(Instructions for the task): Output all of the data exactly as it appears, but leave out any pictures it contains.

(Data):
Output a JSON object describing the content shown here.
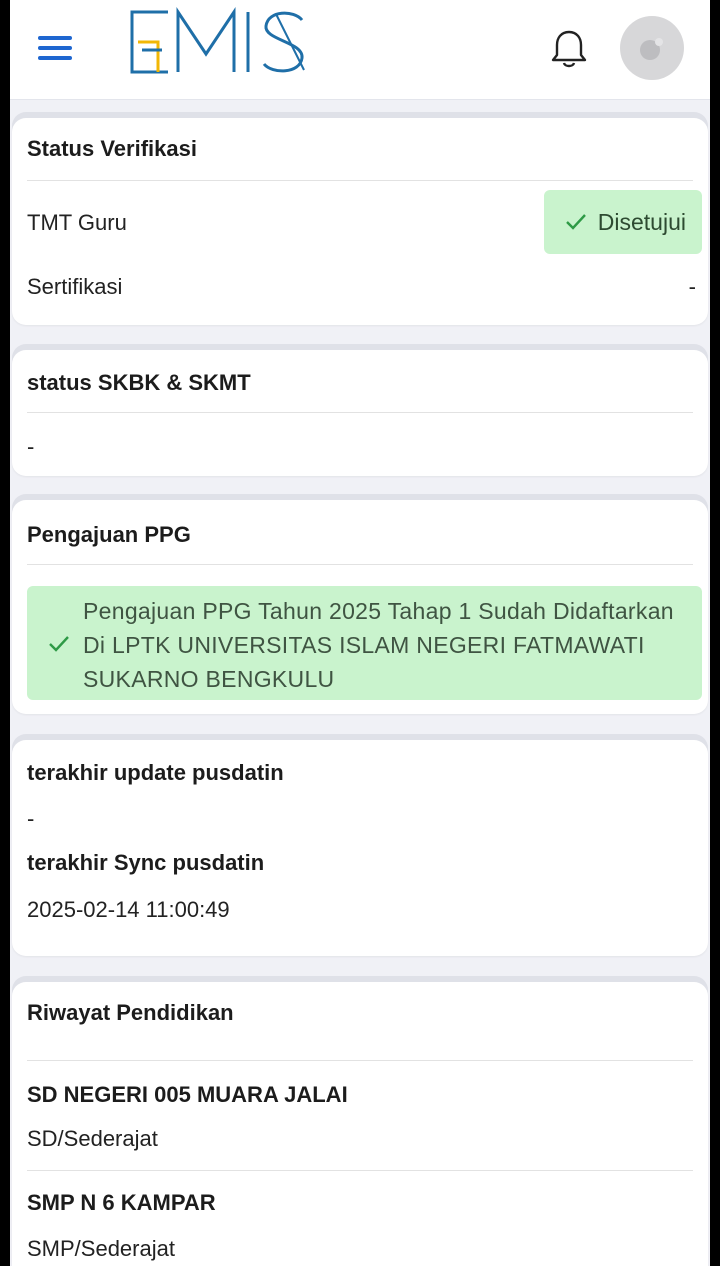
{
  "header": {
    "logo_text": "EMIS",
    "menu_icon": "hamburger-menu-icon",
    "bell_icon": "bell-icon",
    "avatar_icon": "avatar-icon",
    "accent_color": "#1e66d0"
  },
  "status_verifikasi": {
    "title": "Status Verifikasi",
    "rows": [
      {
        "label": "TMT Guru",
        "value": "Disetujui",
        "status_color": "#c9f3cd"
      },
      {
        "label": "Sertifikasi",
        "value": "-"
      }
    ]
  },
  "status_skbk": {
    "title": "status SKBK & SKMT",
    "value": "-"
  },
  "pengajuan_ppg": {
    "title": "Pengajuan PPG",
    "message": "Pengajuan PPG Tahun 2025 Tahap 1 Sudah Didaftarkan Di LPTK UNIVERSITAS ISLAM NEGERI FATMAWATI SUKARNO BENGKULU"
  },
  "pusdatin": {
    "update_label": "terakhir update pusdatin",
    "update_value": "-",
    "sync_label": "terakhir Sync pusdatin",
    "sync_value": "2025-02-14 11:00:49"
  },
  "riwayat": {
    "title": "Riwayat Pendidikan",
    "items": [
      {
        "school": "SD NEGERI 005 MUARA JALAI",
        "level": "SD/Sederajat"
      },
      {
        "school": "SMP N 6 KAMPAR",
        "level": "SMP/Sederajat"
      }
    ]
  }
}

(Answer to this task):
Output a JSON object describing the content shown here.
{
  "header": {
    "logo_text": "EMIS",
    "menu_icon": "hamburger-menu-icon",
    "bell_icon": "bell-icon",
    "avatar_icon": "avatar-icon",
    "accent_color": "#1e66d0"
  },
  "status_verifikasi": {
    "title": "Status Verifikasi",
    "rows": [
      {
        "label": "TMT Guru",
        "value": "Disetujui",
        "status_color": "#c9f3cd"
      },
      {
        "label": "Sertifikasi",
        "value": "-"
      }
    ]
  },
  "status_skbk": {
    "title": "status SKBK & SKMT",
    "value": "-"
  },
  "pengajuan_ppg": {
    "title": "Pengajuan PPG",
    "message": "Pengajuan PPG Tahun 2025 Tahap 1 Sudah Didaftarkan Di LPTK UNIVERSITAS ISLAM NEGERI FATMAWATI SUKARNO BENGKULU"
  },
  "pusdatin": {
    "update_label": "terakhir update pusdatin",
    "update_value": "-",
    "sync_label": "terakhir Sync pusdatin",
    "sync_value": "2025-02-14 11:00:49"
  },
  "riwayat": {
    "title": "Riwayat Pendidikan",
    "items": [
      {
        "school": "SD NEGERI 005 MUARA JALAI",
        "level": "SD/Sederajat"
      },
      {
        "school": "SMP N 6 KAMPAR",
        "level": "SMP/Sederajat"
      }
    ]
  }
}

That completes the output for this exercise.